Decarbonising UK transport

High speed train at the railway station at sunset, photo by den-belitsky/Adobe Stock

den-belitsky/Adobe Stock

To inform the UK Government’s 2021 Transport Decarbonisation Plan, this research sets out a series of seven roadmaps for decarbonising domestic transport in the UK. These roadmaps address: cars and light goods vehicles; buses; coaches; heavy goods vehicles; rail; domestic shipping; and domestic aviation.

What is the issue?

In June 2019 the UK government committed to a net-zero contribution to global greenhouse gas emissions by 2050. Net zero refers to when the amount of carbon emissions produced are cancelled out by the amount removed and a balance is achieved.

Direct (tailpipe) emissions from domestic transport represent over a quarter of UK greenhouse gas emissions, making it the largest single source, 99 per cent of which is comprised of carbon dioxide (CO2).

To help prepare its 2021 Transport Decarbonisation Plan (TDP) the UK government needed to understand what research and innovation investment was needed to provide – in the near and medium term – to develop technologies to help deliver a decarbonised transport system by 2050.

How did we help?

To support the development of the TDP, the Department for Transport (DfT) commissioned RAND Europe, along with lead partners Mott MacDonald, SYSTRA, the University of the West of England and the School of International Futures, to examine technological solutions for reducing and removing CO2 at point of use across all modes for domestic transport.

This began with an extensive review of literature to examine and develop a synthesis of understanding concerning the progress and potential of different technology solutions for decarbonising transport across different modes.

A roadmapping exercise then followed in which a set of seven decarbonising roadmaps addressing different modes of transport – cars and light goods vehicles; buses; coaches; heavy goods vehicles; rail; domestic shipping; and domestic aviation – was evolved in conjunction with engagement with policymakers and experts.

What did we find?

  • There is a mix of solutions for decarbonising transport by 2050, the principal – which represents 91 per cent of direct emissions from domestic transport – being electrification with electric motors driven from either a battery or hydrogen fuel cell with a potential supporting role from route electrification.
  • The extent of decarbonisation achievable by 2050 could be as follows for the different modes:
    • cars and light goods vehicles (full removal of direct emissions achievable);
    • buses (full removal of direct emissions achievable);
    • coaches (near full, if not full, removal of direct emissions achievable);
    • rail (near-full removal of direct emissions achievable);
    • heavy goods vehicles (near full, if not full, removal of direct emissions achievable);
    • shipping (significant removal of direct emissions achievable); and
    • aviation (partial removal of direct emissions achievable).
  • Battery technology is a key solution for the removal of tailpipe emissions (especially for road transport) and is further ahead of other technologies such as hydrogen propulsion in terms of market readiness and adoption.
  • Hydrogen offers a form of on-board energy storage with no direct CO2 emissions in use and while it is not the dominant solution across the transport sector, it could have some significance for particular use cases within and across modes.
  • Fleet turnover will determine the pace for decarbonisation as decarbonising the vehicle fleet involves some shorter-term retrofit or changes to fuel mix but principally concerns replacing, over time, vehicles that produce emissions with those that do not.
  • To achieve decarbonisation by 2050 there is a pressing need for infrastructure solutions to be further developed and better understood, followed by prioritisation of solutions and scaling up of these solutions across the country.
  • Urgent short-term research and innovation interventions are a priority for the earlier part of the 30-year period ahead across all the roadmaps.

What can be done?

The roadmapping study and resulting report help to provide a whole-sector view of the challenges, opportunities and requirements facing transport, and the key actors and agents of change, on the road to decarbonisation.

By drawing together a picture across the transport sector, this study has informed the UK Government’s TDP and the decisions therein.

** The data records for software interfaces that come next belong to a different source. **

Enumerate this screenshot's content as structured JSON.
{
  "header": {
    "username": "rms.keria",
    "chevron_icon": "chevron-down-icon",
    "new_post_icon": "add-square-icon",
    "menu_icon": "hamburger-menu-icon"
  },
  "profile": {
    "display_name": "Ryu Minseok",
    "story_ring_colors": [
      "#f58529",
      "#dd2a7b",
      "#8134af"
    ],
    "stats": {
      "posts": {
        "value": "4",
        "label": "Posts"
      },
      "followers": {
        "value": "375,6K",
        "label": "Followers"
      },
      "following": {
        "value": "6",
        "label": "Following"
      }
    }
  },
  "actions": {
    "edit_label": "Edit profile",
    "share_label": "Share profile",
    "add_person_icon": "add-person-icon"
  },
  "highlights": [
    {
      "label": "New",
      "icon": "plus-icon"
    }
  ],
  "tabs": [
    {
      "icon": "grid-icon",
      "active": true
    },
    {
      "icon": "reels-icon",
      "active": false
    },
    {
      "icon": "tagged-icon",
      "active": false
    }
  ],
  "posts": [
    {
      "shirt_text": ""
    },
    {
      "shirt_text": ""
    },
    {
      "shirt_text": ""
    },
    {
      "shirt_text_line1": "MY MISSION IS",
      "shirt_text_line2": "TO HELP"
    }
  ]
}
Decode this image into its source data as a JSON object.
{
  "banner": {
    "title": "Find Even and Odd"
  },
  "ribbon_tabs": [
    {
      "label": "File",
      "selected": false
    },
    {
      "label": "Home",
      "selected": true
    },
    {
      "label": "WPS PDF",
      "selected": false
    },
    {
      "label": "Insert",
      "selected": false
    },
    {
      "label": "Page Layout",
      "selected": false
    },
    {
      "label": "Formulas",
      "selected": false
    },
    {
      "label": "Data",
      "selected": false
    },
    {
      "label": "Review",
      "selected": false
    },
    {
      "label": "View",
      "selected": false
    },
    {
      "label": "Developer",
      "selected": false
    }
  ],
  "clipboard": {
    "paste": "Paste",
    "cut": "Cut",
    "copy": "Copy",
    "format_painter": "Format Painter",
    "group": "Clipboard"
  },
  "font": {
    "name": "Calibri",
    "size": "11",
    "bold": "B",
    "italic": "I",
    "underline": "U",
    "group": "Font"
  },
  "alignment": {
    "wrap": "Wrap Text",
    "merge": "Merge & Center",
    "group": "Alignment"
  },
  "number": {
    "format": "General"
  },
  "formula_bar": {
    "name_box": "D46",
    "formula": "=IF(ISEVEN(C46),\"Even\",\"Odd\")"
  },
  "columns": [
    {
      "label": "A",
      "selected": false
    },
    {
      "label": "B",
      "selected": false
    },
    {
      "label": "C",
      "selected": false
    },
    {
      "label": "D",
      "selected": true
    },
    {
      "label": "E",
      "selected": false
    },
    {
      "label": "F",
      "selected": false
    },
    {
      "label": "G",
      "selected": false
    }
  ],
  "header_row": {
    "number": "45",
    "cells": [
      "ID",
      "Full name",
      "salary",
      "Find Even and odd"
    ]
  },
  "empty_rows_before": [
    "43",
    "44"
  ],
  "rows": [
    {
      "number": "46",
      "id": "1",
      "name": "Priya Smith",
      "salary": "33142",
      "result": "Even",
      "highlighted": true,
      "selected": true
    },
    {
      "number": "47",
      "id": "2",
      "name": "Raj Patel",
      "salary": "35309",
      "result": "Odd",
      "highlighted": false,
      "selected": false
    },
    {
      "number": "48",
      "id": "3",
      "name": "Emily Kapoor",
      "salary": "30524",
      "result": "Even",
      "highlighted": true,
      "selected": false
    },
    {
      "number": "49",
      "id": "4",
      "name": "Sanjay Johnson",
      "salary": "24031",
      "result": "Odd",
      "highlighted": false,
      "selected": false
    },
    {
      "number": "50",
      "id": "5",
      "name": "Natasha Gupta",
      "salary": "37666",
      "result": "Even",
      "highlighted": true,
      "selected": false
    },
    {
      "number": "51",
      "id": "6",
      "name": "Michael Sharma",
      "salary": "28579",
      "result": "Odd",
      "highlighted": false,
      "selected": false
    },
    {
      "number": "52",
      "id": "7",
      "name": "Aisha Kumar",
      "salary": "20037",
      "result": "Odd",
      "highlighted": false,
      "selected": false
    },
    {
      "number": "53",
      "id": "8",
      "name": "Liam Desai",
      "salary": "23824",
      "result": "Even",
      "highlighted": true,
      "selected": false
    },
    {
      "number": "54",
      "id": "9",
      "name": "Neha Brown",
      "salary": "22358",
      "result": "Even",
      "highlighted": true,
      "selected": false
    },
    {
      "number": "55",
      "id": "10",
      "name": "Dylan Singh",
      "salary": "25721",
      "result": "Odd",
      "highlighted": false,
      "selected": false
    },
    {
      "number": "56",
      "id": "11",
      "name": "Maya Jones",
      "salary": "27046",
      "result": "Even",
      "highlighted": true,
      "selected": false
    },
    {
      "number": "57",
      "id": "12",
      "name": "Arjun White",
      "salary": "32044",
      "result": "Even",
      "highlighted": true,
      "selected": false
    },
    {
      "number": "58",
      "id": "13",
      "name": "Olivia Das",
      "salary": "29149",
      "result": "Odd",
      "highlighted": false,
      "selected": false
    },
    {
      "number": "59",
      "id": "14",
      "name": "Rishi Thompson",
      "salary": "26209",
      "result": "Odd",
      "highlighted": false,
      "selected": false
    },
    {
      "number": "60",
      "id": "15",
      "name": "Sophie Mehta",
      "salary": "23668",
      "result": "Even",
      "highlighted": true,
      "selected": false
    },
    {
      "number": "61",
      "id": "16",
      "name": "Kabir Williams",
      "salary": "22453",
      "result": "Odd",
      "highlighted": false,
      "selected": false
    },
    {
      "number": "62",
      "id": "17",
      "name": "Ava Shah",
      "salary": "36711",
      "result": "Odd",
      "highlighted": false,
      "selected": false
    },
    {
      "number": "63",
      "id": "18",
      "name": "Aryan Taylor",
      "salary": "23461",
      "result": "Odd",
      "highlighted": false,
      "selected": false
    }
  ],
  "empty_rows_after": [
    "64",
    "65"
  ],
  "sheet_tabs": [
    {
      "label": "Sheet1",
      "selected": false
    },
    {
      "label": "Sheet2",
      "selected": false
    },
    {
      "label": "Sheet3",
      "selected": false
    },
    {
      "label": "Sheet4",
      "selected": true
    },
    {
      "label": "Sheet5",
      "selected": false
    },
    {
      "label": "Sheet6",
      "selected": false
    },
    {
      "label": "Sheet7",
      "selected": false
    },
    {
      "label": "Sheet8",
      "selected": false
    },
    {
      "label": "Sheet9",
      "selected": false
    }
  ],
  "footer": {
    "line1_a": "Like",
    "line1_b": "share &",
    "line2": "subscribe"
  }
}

The roadmaps set out recommended research and innovation interventions that need to be progressed in the coming five to ten years. The roadmaps also consider the recommended role of policymaking and fiscal or regulatory measures in helping to enable progress.